• What is required: Which lines of the records contain "time"? Collect every one of them.

• Raw data:
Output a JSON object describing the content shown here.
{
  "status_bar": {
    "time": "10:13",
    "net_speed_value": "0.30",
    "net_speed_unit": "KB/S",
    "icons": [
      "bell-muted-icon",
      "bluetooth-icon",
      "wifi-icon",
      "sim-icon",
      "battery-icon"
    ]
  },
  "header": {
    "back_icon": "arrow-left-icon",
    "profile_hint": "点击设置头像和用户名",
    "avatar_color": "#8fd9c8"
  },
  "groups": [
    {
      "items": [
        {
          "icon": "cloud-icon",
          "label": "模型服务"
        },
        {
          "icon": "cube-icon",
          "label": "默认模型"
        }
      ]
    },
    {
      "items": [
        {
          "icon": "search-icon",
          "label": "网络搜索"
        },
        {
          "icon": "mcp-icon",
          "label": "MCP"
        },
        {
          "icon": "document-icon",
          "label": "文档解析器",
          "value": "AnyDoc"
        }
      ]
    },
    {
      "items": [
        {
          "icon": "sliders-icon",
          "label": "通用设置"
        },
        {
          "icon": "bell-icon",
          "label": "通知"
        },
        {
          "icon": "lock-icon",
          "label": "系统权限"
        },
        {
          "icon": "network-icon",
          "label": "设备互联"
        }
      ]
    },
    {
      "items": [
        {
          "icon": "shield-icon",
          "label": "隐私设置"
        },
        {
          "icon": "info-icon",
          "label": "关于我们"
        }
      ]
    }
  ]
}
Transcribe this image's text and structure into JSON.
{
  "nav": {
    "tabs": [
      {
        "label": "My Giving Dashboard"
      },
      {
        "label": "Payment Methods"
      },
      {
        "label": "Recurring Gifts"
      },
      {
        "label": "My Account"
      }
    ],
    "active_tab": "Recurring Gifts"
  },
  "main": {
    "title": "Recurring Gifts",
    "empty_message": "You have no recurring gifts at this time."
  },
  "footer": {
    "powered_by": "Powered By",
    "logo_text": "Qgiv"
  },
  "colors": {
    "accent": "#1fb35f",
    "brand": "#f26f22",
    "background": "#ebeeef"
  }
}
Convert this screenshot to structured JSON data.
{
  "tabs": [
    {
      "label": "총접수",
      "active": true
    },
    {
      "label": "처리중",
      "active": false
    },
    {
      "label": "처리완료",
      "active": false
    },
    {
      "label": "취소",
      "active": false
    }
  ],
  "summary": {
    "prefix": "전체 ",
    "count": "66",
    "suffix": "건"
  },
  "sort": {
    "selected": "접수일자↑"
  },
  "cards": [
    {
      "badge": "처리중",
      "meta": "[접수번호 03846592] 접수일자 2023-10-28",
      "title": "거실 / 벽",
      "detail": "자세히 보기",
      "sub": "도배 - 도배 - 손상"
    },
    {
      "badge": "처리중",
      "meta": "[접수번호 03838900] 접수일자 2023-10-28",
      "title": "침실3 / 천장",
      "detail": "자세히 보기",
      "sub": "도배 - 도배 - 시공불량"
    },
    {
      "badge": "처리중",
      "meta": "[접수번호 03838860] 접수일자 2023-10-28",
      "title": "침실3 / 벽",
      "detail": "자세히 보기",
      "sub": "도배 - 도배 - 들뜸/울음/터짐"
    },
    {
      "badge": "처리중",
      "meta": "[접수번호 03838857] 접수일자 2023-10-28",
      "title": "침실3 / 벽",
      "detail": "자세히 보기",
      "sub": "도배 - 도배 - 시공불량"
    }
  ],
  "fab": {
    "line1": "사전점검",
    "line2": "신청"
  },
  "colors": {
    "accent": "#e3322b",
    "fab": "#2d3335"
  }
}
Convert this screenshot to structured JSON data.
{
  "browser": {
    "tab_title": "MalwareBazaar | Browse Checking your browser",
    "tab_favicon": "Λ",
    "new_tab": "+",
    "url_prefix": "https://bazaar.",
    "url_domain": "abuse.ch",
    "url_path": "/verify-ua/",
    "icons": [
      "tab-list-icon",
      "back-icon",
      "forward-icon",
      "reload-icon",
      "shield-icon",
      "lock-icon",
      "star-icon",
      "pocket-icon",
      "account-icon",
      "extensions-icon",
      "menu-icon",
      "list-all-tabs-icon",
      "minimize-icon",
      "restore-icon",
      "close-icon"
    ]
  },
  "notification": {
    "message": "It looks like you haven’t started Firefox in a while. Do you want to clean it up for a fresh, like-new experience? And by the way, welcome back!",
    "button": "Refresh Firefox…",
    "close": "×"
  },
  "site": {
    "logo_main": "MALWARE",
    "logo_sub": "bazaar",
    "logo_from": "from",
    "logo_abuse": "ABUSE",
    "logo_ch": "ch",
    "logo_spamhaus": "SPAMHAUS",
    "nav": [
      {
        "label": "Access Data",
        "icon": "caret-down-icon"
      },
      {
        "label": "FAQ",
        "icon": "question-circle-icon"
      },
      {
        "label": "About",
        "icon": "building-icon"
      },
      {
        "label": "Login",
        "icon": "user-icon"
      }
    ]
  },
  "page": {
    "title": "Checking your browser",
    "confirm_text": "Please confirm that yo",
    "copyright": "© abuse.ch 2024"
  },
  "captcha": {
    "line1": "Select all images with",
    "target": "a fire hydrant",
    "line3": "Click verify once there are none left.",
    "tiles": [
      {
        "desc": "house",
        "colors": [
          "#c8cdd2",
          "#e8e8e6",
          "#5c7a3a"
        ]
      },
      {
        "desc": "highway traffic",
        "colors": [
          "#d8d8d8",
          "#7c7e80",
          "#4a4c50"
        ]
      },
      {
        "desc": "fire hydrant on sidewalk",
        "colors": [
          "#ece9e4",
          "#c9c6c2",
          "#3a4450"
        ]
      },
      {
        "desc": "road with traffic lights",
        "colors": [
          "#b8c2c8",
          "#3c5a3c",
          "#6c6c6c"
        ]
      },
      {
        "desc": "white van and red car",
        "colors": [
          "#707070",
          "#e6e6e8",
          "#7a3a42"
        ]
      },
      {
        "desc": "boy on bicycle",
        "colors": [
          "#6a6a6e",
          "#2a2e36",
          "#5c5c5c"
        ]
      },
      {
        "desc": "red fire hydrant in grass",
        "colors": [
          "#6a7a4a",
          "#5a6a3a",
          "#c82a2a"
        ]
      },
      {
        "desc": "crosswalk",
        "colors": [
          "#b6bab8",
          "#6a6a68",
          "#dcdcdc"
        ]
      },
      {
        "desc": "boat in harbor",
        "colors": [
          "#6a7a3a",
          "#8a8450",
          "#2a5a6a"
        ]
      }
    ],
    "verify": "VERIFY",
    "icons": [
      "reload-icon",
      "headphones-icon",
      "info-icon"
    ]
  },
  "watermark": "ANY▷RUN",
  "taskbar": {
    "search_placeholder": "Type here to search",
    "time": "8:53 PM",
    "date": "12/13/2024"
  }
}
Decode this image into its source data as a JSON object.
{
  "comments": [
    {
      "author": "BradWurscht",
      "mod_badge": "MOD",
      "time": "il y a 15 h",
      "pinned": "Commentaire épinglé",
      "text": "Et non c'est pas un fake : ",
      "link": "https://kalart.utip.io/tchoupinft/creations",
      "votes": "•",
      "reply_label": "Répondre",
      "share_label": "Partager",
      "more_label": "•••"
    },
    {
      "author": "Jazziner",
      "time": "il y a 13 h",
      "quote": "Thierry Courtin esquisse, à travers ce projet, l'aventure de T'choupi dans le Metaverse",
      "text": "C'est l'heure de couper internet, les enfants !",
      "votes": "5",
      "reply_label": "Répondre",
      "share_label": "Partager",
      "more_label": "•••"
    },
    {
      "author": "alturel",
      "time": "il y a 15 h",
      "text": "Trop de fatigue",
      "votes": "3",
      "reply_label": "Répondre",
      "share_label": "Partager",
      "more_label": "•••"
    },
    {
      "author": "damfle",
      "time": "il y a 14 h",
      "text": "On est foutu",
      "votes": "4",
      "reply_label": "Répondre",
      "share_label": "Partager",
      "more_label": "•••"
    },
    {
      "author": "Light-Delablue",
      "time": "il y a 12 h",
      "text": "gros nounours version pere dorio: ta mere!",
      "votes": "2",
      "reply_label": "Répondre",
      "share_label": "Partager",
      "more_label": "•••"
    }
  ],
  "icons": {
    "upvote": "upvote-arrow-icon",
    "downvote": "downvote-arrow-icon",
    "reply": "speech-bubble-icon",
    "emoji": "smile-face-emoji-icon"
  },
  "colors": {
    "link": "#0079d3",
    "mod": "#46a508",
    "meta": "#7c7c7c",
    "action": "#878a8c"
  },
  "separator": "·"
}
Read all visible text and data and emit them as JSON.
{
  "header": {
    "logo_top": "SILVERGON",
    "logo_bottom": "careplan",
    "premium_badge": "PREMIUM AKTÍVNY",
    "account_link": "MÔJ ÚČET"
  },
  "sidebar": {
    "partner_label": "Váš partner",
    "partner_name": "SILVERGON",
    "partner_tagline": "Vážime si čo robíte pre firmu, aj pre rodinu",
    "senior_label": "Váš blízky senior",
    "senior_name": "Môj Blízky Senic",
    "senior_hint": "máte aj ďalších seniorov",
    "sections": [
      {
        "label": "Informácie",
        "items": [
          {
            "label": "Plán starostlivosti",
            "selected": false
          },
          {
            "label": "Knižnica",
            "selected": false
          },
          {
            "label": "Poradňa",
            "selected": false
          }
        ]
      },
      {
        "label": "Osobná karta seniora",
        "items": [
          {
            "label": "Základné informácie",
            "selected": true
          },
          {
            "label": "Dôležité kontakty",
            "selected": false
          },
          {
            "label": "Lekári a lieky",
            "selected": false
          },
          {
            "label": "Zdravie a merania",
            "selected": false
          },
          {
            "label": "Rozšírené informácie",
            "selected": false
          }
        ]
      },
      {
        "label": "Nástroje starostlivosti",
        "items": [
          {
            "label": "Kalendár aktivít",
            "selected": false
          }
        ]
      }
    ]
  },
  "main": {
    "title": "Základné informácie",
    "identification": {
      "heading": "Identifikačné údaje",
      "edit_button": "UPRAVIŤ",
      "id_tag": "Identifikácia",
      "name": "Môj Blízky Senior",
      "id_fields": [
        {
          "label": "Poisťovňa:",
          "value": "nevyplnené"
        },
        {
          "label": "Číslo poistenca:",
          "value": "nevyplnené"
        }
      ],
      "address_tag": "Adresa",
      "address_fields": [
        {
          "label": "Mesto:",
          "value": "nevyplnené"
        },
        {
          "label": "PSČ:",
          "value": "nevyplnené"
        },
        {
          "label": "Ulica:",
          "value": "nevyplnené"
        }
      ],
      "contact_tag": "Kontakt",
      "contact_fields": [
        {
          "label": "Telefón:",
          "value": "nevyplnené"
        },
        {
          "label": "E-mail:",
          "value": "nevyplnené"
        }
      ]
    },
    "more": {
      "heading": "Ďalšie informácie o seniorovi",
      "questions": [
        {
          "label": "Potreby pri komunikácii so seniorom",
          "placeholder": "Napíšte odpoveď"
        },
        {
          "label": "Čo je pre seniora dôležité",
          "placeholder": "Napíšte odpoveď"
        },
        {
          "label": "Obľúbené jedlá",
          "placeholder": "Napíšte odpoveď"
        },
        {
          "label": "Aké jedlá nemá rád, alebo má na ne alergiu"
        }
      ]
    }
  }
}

• Answer to this problem:
    "time": "10:13",
    "empty_message": "You have no recurring gifts at this time."
    "time": "8:53 PM",
      "time": "il y a 15 h",
      "time": "il y a 13 h",
      "time": "il y a 15 h",
      "time": "il y a 14 h",
      "time": "il y a 12 h",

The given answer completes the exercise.